On October 17, 2022, students competed at the finale of the . The competition encourages students to seek feasible solutions for realistic issues and rewards those who show aspirations and exceptional capabilities for turning their ideas into prolific business models.
Among the applications, six finalists were selected to pitch their entrepreneurial models, three of whom were awarded prizes.
First place: Aidan MacAdam and Davis MacAdam, Gastrotrack
Victory went to developers of the Gastrotrack, a mobile application which helps to monitor gastrointestinal activities and health. The idea was pitched by Aidan and Davis MacAdam, whose business model is based on helping individuals who experience strange bowel symptoms. The application is designed to give private self-assessed diagnoses for users by detecting trigger foods consumed and analyzing stool consistency, size and colour.
For Aidan, co-founder of Gastrotrack and a biomedical researcher at uOttawa, the ultimate goal is to encourage patients to seek treatment from a specialist. He says that the Gastrotrack can help to lessen complications in getting diagnosed for sensitive bowel problems.
The Gastrotrack app is being developed by Aidan and his brother, Davis, who is pursuing a bachelor’s degree of engineering in electrical and electronics engineering at Carleton University. The brothers say that while the prize offers money to develop the application, the judges’ feedback and the opportunity to pitch the idea in front of Aidan’s peers was also valuable in the latter’s entrepreneurship journey.
Second place: Namrata Bagaria, Seniors Junction
Second place went to Namrata Bagaria, a doctoral candidate in the multidisciplinary Digital Transformation and Innovation program. She aims to address the adverse impact of mandatory isolation brought on by the COVID-19 pandemic on vulnerable individuals, especially the elder population.
Namrata has developed a business model enabling senior citizens to embark on a journey in which they find new life purpose during retirement. Their website offers live lectures where participants can discuss and learn about new subjects. Not only does the platform aim to mitigate the negative impact of social distancing during and post pandemic on senior citizens, but it also diversifies perspectives about arts, which can amplify the knowledge and experiences of lecturers and researchers about art topics. Namrata plans to use her prize to increase revenues tenfold by the end of April 2023.

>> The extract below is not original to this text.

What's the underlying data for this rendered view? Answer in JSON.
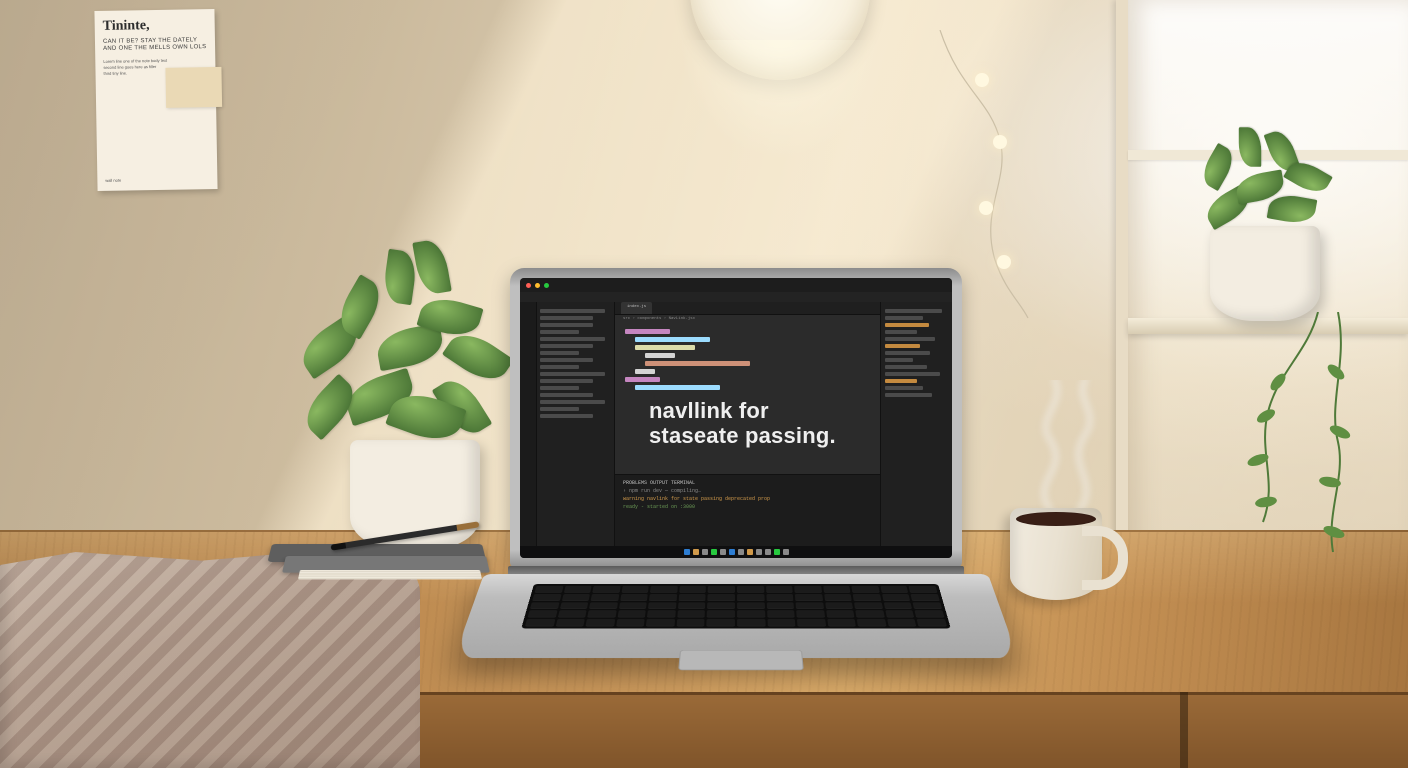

Third place: Pierre Akladios, Health Check-In
Third place went to Pierre Akladios, who developed and launched Health Check-in, a mobile application that reminds patients of doctors’ instructions when preparing for surgeries. Pierre wanted to help save millions of dollars every year on missed surgeries due to poor preparation. Both the Health Check-in app and website are available in English and French for Canadians. Pierre says that the prize will be used to further develop the app and the website to make them available in more languages.

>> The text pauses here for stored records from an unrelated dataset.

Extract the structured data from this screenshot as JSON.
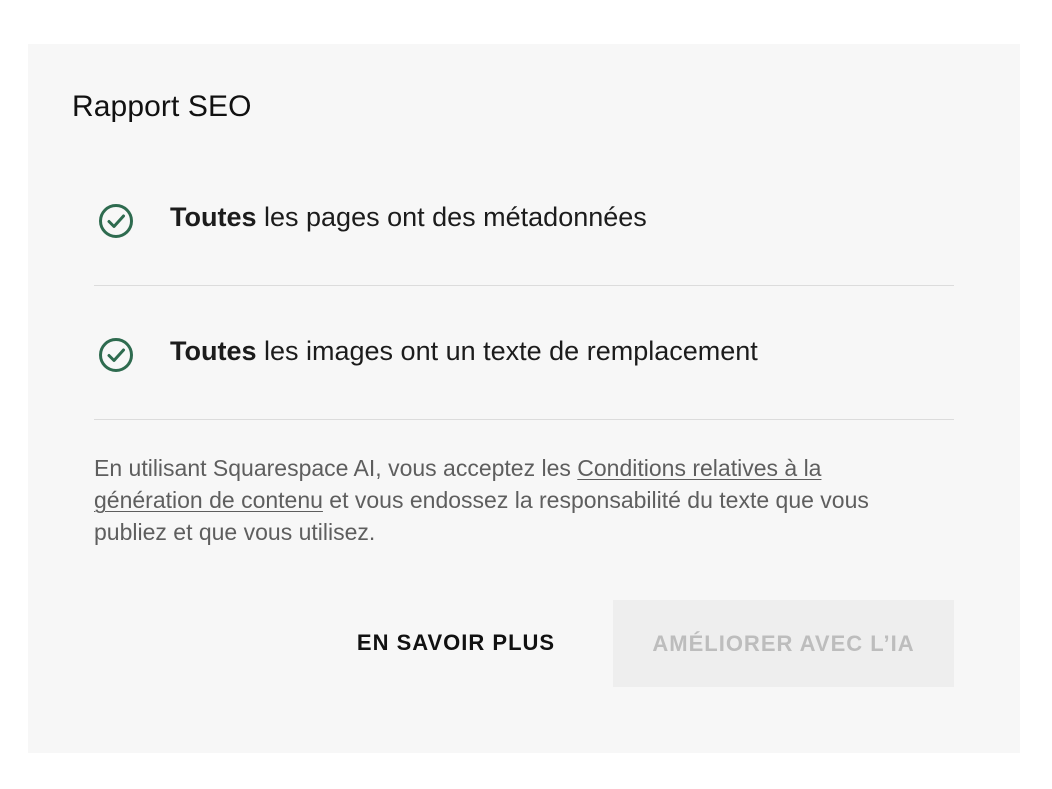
{
  "panel": {
    "title": "Rapport SEO"
  },
  "checks": [
    {
      "icon": "check-circle-icon",
      "bold": "Toutes",
      "rest": " les pages ont des métadonnées"
    },
    {
      "icon": "check-circle-icon",
      "bold": "Toutes",
      "rest": " les images ont un texte de remplacement"
    }
  ],
  "disclaimer": {
    "before": "En utilisant Squarespace AI, vous acceptez les ",
    "link": "Conditions relatives à la génération de contenu",
    "after": " et vous endossez la responsabilité du texte que vous publiez et que vous utilisez."
  },
  "actions": {
    "learn_more": "EN SAVOIR PLUS",
    "improve_ai": "AMÉLIORER AVEC L’IA"
  },
  "colors": {
    "check_green": "#2e6b4f",
    "panel_bg": "#f7f7f7",
    "disabled_button_bg": "#eeeeee"
  }
}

A common goal
These promising young businesses have one thing in common: our students are making health and wellness an integral part of our future. Using their aptitudes for technology, they make health information more accessible, they address both physical and mental wellbeing, and they promote an overall healthy relationship with both our mind and our body.
The winners of this year’s Entrepreneurial Idea Competition show how students at the Faculty of Engineering are dedicated to seeking root causes of problems and finding answers.
About the Entrepreneurial Idea Competition
The competition is organized yearly to inspire engineering students at University of Ottawa with entrepreneurial mindsets to plan and operate business models based on solutions for current persistent issues. It is an integral part of the Faculty of Engineering’s .